[Dataset rows describing interfaces]

====

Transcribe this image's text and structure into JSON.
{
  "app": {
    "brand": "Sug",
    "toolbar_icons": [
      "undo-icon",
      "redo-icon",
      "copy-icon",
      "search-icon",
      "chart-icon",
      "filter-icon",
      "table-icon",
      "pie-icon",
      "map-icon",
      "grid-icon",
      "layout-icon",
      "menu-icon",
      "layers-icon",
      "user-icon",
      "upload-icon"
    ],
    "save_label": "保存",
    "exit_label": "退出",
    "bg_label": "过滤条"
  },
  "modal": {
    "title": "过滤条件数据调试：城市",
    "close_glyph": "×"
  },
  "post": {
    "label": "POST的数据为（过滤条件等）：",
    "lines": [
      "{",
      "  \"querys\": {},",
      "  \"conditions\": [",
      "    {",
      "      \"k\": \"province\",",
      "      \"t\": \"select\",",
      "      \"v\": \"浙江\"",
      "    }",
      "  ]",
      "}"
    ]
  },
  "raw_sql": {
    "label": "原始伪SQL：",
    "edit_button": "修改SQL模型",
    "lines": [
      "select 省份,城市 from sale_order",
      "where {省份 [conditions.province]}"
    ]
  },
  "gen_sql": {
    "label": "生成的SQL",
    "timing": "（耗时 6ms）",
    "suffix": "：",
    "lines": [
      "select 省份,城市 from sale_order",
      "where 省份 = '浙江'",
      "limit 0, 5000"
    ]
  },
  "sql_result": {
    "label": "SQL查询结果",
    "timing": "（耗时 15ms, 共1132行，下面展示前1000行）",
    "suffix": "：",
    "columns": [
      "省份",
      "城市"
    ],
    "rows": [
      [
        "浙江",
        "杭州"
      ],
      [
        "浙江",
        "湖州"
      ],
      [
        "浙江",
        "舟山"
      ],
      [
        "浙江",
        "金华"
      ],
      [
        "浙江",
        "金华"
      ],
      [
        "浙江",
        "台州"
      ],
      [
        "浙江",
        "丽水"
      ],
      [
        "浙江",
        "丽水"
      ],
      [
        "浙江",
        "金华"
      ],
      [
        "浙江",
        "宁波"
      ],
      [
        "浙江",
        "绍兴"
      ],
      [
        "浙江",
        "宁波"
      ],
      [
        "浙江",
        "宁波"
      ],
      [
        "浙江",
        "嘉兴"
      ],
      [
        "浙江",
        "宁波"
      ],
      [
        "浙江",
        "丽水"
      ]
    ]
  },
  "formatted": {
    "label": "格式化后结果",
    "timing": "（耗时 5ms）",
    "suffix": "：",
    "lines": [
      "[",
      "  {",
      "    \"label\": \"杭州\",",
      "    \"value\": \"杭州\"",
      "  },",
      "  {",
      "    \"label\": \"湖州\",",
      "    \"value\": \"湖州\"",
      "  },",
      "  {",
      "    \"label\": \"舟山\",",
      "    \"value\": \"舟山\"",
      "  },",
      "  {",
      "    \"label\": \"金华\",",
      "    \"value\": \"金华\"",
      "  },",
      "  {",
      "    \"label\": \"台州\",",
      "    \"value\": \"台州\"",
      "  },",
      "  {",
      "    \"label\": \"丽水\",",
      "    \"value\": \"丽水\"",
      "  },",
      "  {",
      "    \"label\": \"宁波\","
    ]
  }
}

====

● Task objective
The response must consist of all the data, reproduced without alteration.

● Reply to the task
Transcribe this image's text and structure into JSON.
{
  "app": {
    "brand": "Sug",
    "toolbar_icons": [
      "undo-icon",
      "redo-icon",
      "copy-icon",
      "search-icon",
      "chart-icon",
      "filter-icon",
      "table-icon",
      "pie-icon",
      "map-icon",
      "grid-icon",
      "layout-icon",
      "menu-icon",
      "layers-icon",
      "user-icon",
      "upload-icon"
    ],
    "save_label": "保存",
    "exit_label": "退出",
    "bg_label": "过滤条"
  },
  "modal": {
    "title": "过滤条件数据调试：城市",
    "close_glyph": "×"
  },
  "post": {
    "label": "POST的数据为（过滤条件等）：",
    "lines": [
      "{",
      "  \"querys\": {},",
      "  \"conditions\": [",
      "    {",
      "      \"k\": \"province\",",
      "      \"t\": \"select\",",
      "      \"v\": \"浙江\"",
      "    }",
      "  ]",
      "}"
    ]
  },
  "raw_sql": {
    "label": "原始伪SQL：",
    "edit_button": "修改SQL模型",
    "lines": [
      "select 省份,城市 from sale_order",
      "where {省份 [conditions.province]}"
    ]
  },
  "gen_sql": {
    "label": "生成的SQL",
    "timing": "（耗时 6ms）",
    "suffix": "：",
    "lines": [
      "select 省份,城市 from sale_order",
      "where 省份 = '浙江'",
      "limit 0, 5000"
    ]
  },
  "sql_result": {
    "label": "SQL查询结果",
    "timing": "（耗时 15ms, 共1132行，下面展示前1000行）",
    "suffix": "：",
    "columns": [
      "省份",
      "城市"
    ],
    "rows": [
      [
        "浙江",
        "杭州"
      ],
      [
        "浙江",
        "湖州"
      ],
      [
        "浙江",
        "舟山"
      ],
      [
        "浙江",
        "金华"
      ],
      [
        "浙江",
        "金华"
      ],
      [
        "浙江",
        "台州"
      ],
      [
        "浙江",
        "丽水"
      ],
      [
        "浙江",
        "丽水"
      ],
      [
        "浙江",
        "金华"
      ],
      [
        "浙江",
        "宁波"
      ],
      [
        "浙江",
        "绍兴"
      ],
      [
        "浙江",
        "宁波"
      ],
      [
        "浙江",
        "宁波"
      ],
      [
        "浙江",
        "嘉兴"
      ],
      [
        "浙江",
        "宁波"
      ],
      [
        "浙江",
        "丽水"
      ]
    ]
  },
  "formatted": {
    "label": "格式化后结果",
    "timing": "（耗时 5ms）",
    "suffix": "：",
    "lines": [
      "[",
      "  {",
      "    \"label\": \"杭州\",",
      "    \"value\": \"杭州\"",
      "  },",
      "  {",
      "    \"label\": \"湖州\",",
      "    \"value\": \"湖州\"",
      "  },",
      "  {",
      "    \"label\": \"舟山\",",
      "    \"value\": \"舟山\"",
      "  },",
      "  {",
      "    \"label\": \"金华\",",
      "    \"value\": \"金华\"",
      "  },",
      "  {",
      "    \"label\": \"台州\",",
      "    \"value\": \"台州\"",
      "  },",
      "  {",
      "    \"label\": \"丽水\",",
      "    \"value\": \"丽水\"",
      "  },",
      "  {",
      "    \"label\": \"宁波\","
    ]
  }
}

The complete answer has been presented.